**THE PROBLEM:** Please repeat the listing below exactly, but do not include its pictures.

◆ ◆ ◆

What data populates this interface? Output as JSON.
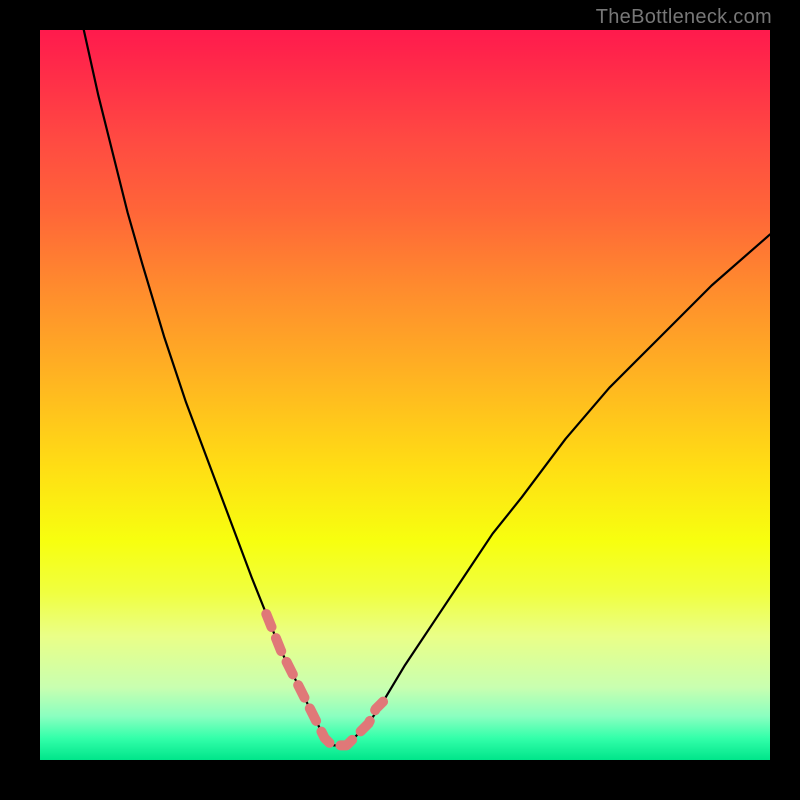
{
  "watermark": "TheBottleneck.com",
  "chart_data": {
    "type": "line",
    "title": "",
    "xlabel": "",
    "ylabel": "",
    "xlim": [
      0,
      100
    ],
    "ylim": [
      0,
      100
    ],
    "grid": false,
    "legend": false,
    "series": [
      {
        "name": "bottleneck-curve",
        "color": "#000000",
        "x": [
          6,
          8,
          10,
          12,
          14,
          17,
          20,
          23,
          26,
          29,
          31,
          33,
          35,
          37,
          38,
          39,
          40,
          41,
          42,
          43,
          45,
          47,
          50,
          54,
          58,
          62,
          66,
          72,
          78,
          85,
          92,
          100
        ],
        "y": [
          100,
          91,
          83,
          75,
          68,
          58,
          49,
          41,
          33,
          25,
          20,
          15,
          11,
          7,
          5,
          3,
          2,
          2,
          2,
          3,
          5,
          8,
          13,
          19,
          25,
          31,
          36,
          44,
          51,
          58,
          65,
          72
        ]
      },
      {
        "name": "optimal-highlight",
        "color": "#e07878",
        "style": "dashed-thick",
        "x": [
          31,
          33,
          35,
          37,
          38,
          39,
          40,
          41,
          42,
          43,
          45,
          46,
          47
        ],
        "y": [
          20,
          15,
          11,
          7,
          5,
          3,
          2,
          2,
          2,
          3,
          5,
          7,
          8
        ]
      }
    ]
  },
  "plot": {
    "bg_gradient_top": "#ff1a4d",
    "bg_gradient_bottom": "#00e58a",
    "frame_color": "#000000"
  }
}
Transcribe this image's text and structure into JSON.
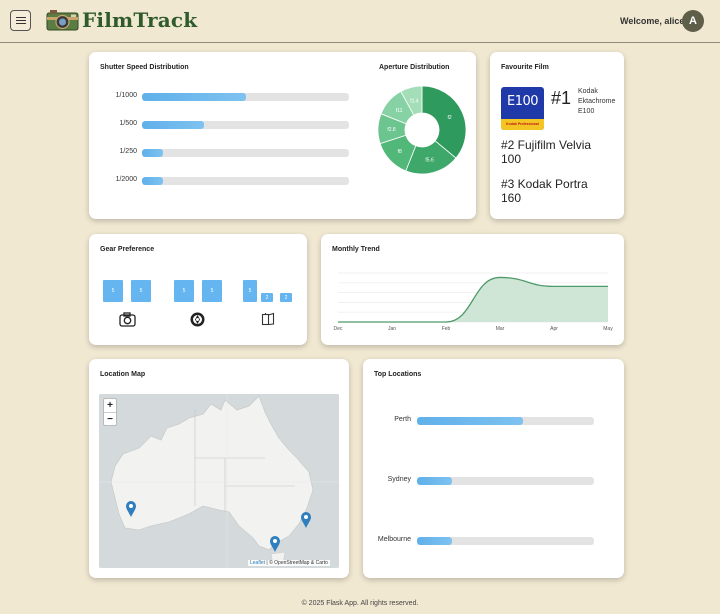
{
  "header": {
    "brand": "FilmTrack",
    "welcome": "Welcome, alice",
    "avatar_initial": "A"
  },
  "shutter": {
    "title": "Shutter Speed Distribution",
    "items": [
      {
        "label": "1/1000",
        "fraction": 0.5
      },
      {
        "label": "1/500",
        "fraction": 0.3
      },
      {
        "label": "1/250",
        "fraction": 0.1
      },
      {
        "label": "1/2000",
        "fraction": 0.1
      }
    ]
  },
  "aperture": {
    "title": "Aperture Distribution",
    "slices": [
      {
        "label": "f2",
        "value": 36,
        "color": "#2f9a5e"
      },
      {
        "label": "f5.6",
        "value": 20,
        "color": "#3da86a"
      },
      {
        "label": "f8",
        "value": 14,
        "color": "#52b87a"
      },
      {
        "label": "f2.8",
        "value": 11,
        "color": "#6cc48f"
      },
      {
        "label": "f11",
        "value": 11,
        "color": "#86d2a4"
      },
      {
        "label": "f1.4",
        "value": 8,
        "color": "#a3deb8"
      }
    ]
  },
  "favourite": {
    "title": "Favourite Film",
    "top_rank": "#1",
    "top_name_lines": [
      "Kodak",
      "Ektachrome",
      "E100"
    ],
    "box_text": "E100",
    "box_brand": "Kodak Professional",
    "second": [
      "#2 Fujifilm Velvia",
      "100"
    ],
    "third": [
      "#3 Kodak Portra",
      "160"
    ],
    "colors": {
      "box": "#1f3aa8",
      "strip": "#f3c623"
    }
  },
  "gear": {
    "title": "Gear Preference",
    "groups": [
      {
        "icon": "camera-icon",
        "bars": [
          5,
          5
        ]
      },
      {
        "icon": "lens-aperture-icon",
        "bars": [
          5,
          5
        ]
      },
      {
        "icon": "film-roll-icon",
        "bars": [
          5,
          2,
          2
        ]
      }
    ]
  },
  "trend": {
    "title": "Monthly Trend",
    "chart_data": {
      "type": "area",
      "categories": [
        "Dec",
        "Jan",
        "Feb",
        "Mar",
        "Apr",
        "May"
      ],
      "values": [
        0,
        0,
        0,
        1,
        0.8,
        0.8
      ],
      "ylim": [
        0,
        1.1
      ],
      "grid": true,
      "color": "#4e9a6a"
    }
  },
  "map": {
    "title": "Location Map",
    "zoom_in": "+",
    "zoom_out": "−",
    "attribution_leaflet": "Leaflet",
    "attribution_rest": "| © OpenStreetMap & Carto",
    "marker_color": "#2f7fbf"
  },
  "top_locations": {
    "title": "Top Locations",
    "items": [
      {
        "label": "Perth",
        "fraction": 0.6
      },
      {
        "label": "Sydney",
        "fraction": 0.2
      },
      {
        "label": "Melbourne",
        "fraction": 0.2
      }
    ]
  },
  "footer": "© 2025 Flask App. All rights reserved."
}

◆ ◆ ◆

**RESPONSE TO THIS EXERCISE:**
What data populates this interface? Output as JSON.
{
  "watermark": "TheBottleneck.com",
  "chart_data": {
    "type": "line",
    "title": "",
    "xlabel": "",
    "ylabel": "",
    "xlim": [
      0,
      100
    ],
    "ylim": [
      0,
      100
    ],
    "grid": false,
    "legend": false,
    "series": [
      {
        "name": "bottleneck-curve",
        "color": "#000000",
        "x": [
          6,
          8,
          10,
          12,
          14,
          17,
          20,
          23,
          26,
          29,
          31,
          33,
          35,
          37,
          38,
          39,
          40,
          41,
          42,
          43,
          45,
          47,
          50,
          54,
          58,
          62,
          66,
          72,
          78,
          85,
          92,
          100
        ],
        "y": [
          100,
          91,
          83,
          75,
          68,
          58,
          49,
          41,
          33,
          25,
          20,
          15,
          11,
          7,
          5,
          3,
          2,
          2,
          2,
          3,
          5,
          8,
          13,
          19,
          25,
          31,
          36,
          44,
          51,
          58,
          65,
          72
        ]
      },
      {
        "name": "optimal-highlight",
        "color": "#e07878",
        "style": "dashed-thick",
        "x": [
          31,
          33,
          35,
          37,
          38,
          39,
          40,
          41,
          42,
          43,
          45,
          46,
          47
        ],
        "y": [
          20,
          15,
          11,
          7,
          5,
          3,
          2,
          2,
          2,
          3,
          5,
          7,
          8
        ]
      }
    ]
  },
  "plot": {
    "bg_gradient_top": "#ff1a4d",
    "bg_gradient_bottom": "#00e58a",
    "frame_color": "#000000"
  }
}
Transcribe this image's text and structure into JSON.
{
  "header": {
    "brand": "FilmTrack",
    "welcome": "Welcome, alice",
    "avatar_initial": "A"
  },
  "shutter": {
    "title": "Shutter Speed Distribution",
    "items": [
      {
        "label": "1/1000",
        "fraction": 0.5
      },
      {
        "label": "1/500",
        "fraction": 0.3
      },
      {
        "label": "1/250",
        "fraction": 0.1
      },
      {
        "label": "1/2000",
        "fraction": 0.1
      }
    ]
  },
  "aperture": {
    "title": "Aperture Distribution",
    "slices": [
      {
        "label": "f2",
        "value": 36,
        "color": "#2f9a5e"
      },
      {
        "label": "f5.6",
        "value": 20,
        "color": "#3da86a"
      },
      {
        "label": "f8",
        "value": 14,
        "color": "#52b87a"
      },
      {
        "label": "f2.8",
        "value": 11,
        "color": "#6cc48f"
      },
      {
        "label": "f11",
        "value": 11,
        "color": "#86d2a4"
      },
      {
        "label": "f1.4",
        "value": 8,
        "color": "#a3deb8"
      }
    ]
  },
  "favourite": {
    "title": "Favourite Film",
    "top_rank": "#1",
    "top_name_lines": [
      "Kodak",
      "Ektachrome",
      "E100"
    ],
    "box_text": "E100",
    "box_brand": "Kodak Professional",
    "second": [
      "#2 Fujifilm Velvia",
      "100"
    ],
    "third": [
      "#3 Kodak Portra",
      "160"
    ],
    "colors": {
      "box": "#1f3aa8",
      "strip": "#f3c623"
    }
  },
  "gear": {
    "title": "Gear Preference",
    "groups": [
      {
        "icon": "camera-icon",
        "bars": [
          5,
          5
        ]
      },
      {
        "icon": "lens-aperture-icon",
        "bars": [
          5,
          5
        ]
      },
      {
        "icon": "film-roll-icon",
        "bars": [
          5,
          2,
          2
        ]
      }
    ]
  },
  "trend": {
    "title": "Monthly Trend",
    "chart_data": {
      "type": "area",
      "categories": [
        "Dec",
        "Jan",
        "Feb",
        "Mar",
        "Apr",
        "May"
      ],
      "values": [
        0,
        0,
        0,
        1,
        0.8,
        0.8
      ],
      "ylim": [
        0,
        1.1
      ],
      "grid": true,
      "color": "#4e9a6a"
    }
  },
  "map": {
    "title": "Location Map",
    "zoom_in": "+",
    "zoom_out": "−",
    "attribution_leaflet": "Leaflet",
    "attribution_rest": "| © OpenStreetMap & Carto",
    "marker_color": "#2f7fbf"
  },
  "top_locations": {
    "title": "Top Locations",
    "items": [
      {
        "label": "Perth",
        "fraction": 0.6
      },
      {
        "label": "Sydney",
        "fraction": 0.2
      },
      {
        "label": "Melbourne",
        "fraction": 0.2
      }
    ]
  },
  "footer": "© 2025 Flask App. All rights reserved."
}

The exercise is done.